Task: Would you retype every entry that follows without altering a word?

Provided data:
------------------------------------------------------------

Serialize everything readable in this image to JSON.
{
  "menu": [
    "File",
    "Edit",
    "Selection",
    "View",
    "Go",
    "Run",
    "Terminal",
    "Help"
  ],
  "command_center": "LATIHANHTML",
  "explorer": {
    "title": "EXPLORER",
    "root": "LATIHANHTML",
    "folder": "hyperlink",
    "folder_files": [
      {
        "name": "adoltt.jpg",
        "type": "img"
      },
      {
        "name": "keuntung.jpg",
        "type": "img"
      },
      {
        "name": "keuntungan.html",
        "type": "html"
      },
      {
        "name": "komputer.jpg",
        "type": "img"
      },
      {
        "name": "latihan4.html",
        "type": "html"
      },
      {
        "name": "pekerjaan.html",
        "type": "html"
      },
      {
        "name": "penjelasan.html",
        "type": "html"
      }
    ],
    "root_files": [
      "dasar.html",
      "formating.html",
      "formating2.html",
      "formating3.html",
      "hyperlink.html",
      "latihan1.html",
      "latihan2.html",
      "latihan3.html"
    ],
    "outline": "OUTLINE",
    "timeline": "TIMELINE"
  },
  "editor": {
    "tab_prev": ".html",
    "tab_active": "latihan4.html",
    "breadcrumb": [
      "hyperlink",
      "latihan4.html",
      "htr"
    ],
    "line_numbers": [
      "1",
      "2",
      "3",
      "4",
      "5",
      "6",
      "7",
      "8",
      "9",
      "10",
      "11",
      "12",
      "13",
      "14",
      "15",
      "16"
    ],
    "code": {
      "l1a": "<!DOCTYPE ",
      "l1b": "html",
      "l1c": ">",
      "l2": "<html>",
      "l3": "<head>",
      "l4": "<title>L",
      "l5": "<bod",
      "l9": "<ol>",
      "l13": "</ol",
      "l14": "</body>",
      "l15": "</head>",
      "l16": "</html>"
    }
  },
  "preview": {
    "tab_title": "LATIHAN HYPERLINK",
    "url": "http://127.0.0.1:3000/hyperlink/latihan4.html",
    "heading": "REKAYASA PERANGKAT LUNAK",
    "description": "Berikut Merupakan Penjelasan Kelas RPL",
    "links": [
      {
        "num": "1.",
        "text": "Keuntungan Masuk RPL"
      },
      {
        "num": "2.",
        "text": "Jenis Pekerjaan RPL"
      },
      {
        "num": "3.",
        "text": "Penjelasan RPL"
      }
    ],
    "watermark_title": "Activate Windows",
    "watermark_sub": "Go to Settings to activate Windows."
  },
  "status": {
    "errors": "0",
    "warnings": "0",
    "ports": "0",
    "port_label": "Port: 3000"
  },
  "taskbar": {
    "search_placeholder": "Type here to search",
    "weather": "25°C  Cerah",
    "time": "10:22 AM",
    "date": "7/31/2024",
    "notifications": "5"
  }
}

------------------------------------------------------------

Answer box:
Serialize everything readable in this image to JSON.
{
  "menu": [
    "File",
    "Edit",
    "Selection",
    "View",
    "Go",
    "Run",
    "Terminal",
    "Help"
  ],
  "command_center": "LATIHANHTML",
  "explorer": {
    "title": "EXPLORER",
    "root": "LATIHANHTML",
    "folder": "hyperlink",
    "folder_files": [
      {
        "name": "adoltt.jpg",
        "type": "img"
      },
      {
        "name": "keuntung.jpg",
        "type": "img"
      },
      {
        "name": "keuntungan.html",
        "type": "html"
      },
      {
        "name": "komputer.jpg",
        "type": "img"
      },
      {
        "name": "latihan4.html",
        "type": "html"
      },
      {
        "name": "pekerjaan.html",
        "type": "html"
      },
      {
        "name": "penjelasan.html",
        "type": "html"
      }
    ],
    "root_files": [
      "dasar.html",
      "formating.html",
      "formating2.html",
      "formating3.html",
      "hyperlink.html",
      "latihan1.html",
      "latihan2.html",
      "latihan3.html"
    ],
    "outline": "OUTLINE",
    "timeline": "TIMELINE"
  },
  "editor": {
    "tab_prev": ".html",
    "tab_active": "latihan4.html",
    "breadcrumb": [
      "hyperlink",
      "latihan4.html",
      "htr"
    ],
    "line_numbers": [
      "1",
      "2",
      "3",
      "4",
      "5",
      "6",
      "7",
      "8",
      "9",
      "10",
      "11",
      "12",
      "13",
      "14",
      "15",
      "16"
    ],
    "code": {
      "l1a": "<!DOCTYPE ",
      "l1b": "html",
      "l1c": ">",
      "l2": "<html>",
      "l3": "<head>",
      "l4": "<title>L",
      "l5": "<bod",
      "l9": "<ol>",
      "l13": "</ol",
      "l14": "</body>",
      "l15": "</head>",
      "l16": "</html>"
    }
  },
  "preview": {
    "tab_title": "LATIHAN HYPERLINK",
    "url": "http://127.0.0.1:3000/hyperlink/latihan4.html",
    "heading": "REKAYASA PERANGKAT LUNAK",
    "description": "Berikut Merupakan Penjelasan Kelas RPL",
    "links": [
      {
        "num": "1.",
        "text": "Keuntungan Masuk RPL"
      },
      {
        "num": "2.",
        "text": "Jenis Pekerjaan RPL"
      },
      {
        "num": "3.",
        "text": "Penjelasan RPL"
      }
    ],
    "watermark_title": "Activate Windows",
    "watermark_sub": "Go to Settings to activate Windows."
  },
  "status": {
    "errors": "0",
    "warnings": "0",
    "ports": "0",
    "port_label": "Port: 3000"
  },
  "taskbar": {
    "search_placeholder": "Type here to search",
    "weather": "25°C  Cerah",
    "time": "10:22 AM",
    "date": "7/31/2024",
    "notifications": "5"
  }
}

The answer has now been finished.